My Simple, Easy-to-Understand Rating System

  • Bottle = Buy It
  • Bar = Try It
  • Bust = Leave It

Thursday, September 10, 2020

Standard Proof Pecan Infused Rye Review & Tasting Notes

I've reviewed flavored whiskeys before. They're a different kind of spirit to review because not only am I trying to review the flavor, but also the whiskey hiding underneath the flavor.  Is the producer trying to show off a skill, or, conversely, trying to salvage a mediocre (or even horrible) whiskey?

"Standard Proof Whiskey Co. was born behind the bar in Nashville, TN. Our whiskey infusions began as a well-kept secret created by bartenders to share with friends and frequent bar patrons. Aged in new, American oak barrels and bottled at 80 proof, our quality rye whiskey is carefully infused with only the finest natural ingredients." -- Standard Proof Whiskey Co.

If you were to ask me about the veracity of the backstory, I have no idea. However, I will say that's to the one that Skrewball Peanut Butter Whiskey uses. As far as I can tell, the two brands are unrelated.

Standard Proof Whiskey Co. has been advertising on social media like crazy.  Naturally, when I stumble across something I've never heard of, I want to know more. Established in 2017, this non-distilling producer (NDP) offers infused Rye whiskeys. As far as finding out who the actual distiller is, that becomes challenging. The whiskey comes from a mash of 51% rye, 44% corn, and 5% malted barley. I've only found one distiller who uses this mashbill, but it wouldn't make sense as it likely doesn't have enough stock to share.

Today I'm reviewing its Pecan Rye. Standard Proof takes San Saba pecans from Texas and infuses them into the Rye for 14 weeks.  The label indicates it uses real pecan. The Rye is then filtered through a proprietary process. A 750ml bottle runs about $28.00.

I'd like to thank Standard Proof for sending me a sample of this Rye in exchange for a no-strings-attached, honest review.  And now, it is time to #DrinkCurious.

Appearance:  In my Glencairn glass, this Pecan Rye appeared as a cloudy, bronze-amber color. It left a medium rim on the glass that yielded fat, wavy legs to drop back to the pool.

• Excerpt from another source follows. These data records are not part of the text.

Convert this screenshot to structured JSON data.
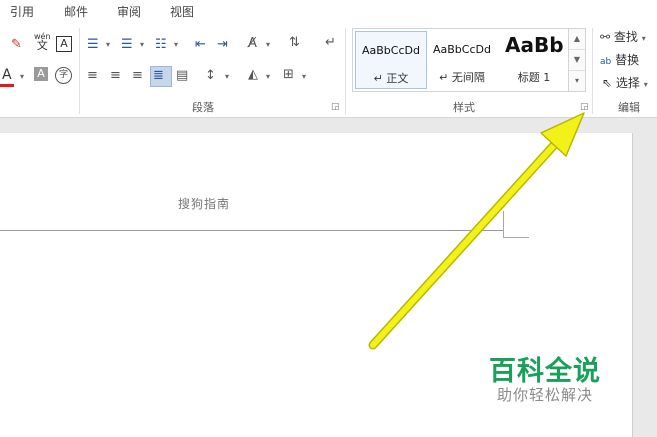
{
  "menu_tabs": [
    "引用",
    "邮件",
    "审阅",
    "视图"
  ],
  "groups": {
    "paragraph_label": "段落",
    "styles_label": "样式",
    "editing_label": "编辑"
  },
  "font_group": {
    "phonetic_guide_label": "wén",
    "phonetic_guide_char": "文",
    "enclose_char": "字"
  },
  "styles": [
    {
      "sample": "AaBbCcDd",
      "name": "↵ 正文",
      "selected": true
    },
    {
      "sample": "AaBbCcDd",
      "name": "↵ 无间隔",
      "selected": false
    },
    {
      "sample": "AaBb",
      "name": "标题 1",
      "selected": false
    }
  ],
  "editing": {
    "find": "查找",
    "replace": "替换",
    "select": "选择"
  },
  "document": {
    "header_text": "搜狗指南"
  },
  "watermark": {
    "title": "百科全说",
    "subtitle": "助你轻松解决"
  },
  "colors": {
    "arrow": "#f2f21a",
    "watermark_green": "#19a05a",
    "font_color_red": "#e11919",
    "selected_btn": "#c5d5ea"
  }
}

Nose:  Ethanol was the first thing to hit my olfactory senses despite allowing it to rest in my glass for about twenty minutes.  But, underneath that was the distinct smell of sweet pecan pie. I also found oak, barrel char, and the slightest hint of mint. When I inhaled through my mouth, I was hit with the ethanol again and the mint was more prevalent.

Palate:  My first sip was thin and oily. It was harsh and not enjoyable. At my tasting events, I always tell folks to never judge a whiskey on the first sip.  As I explored further, I unearthed cinnamon and honey-roasted pecans on the front. Mid-palate, vanilla, corn, and nutmeg took over - pretty much the start of pecan pie filling. On the back, milk chocolate drowned everything else out.

Finish:  The milk chocolate was rounded by oak and candied pecan. It took several sips to figure out because the finish was so short.

Bottle, Bar, or Bust:  As I stated earlier, my initial experience was not pleasant. But, as I continued to sip, it improved.  Each time I swallowed, I picked up a stronger and more dominant note of milk chocolate. The finish never added length. The ethanol eventually burned off but it took over thirty minutes to happen. I don't mind at all allowing whiskey to breathe, I do it all the time as my standard tasting procedure. However, I don't usually have to wait as long as I had to for things to open naturally. This Pecan Rye was decent. I couldn't tell you about the quality of the Rye used as any real Rye notes were masked by the pecan. I've tested and reviewed other Pecan whiskeys that proved superior to the Standard Proof version and priced competitively so. As such, I'm extending a Bar recommendation.  Try this one before you commit to a bottle. Cheers!

My Simple, Easy-to-Understand Rating System

  • Bottle = Buy It
  • Bar = Try It
  • Bust = Leave It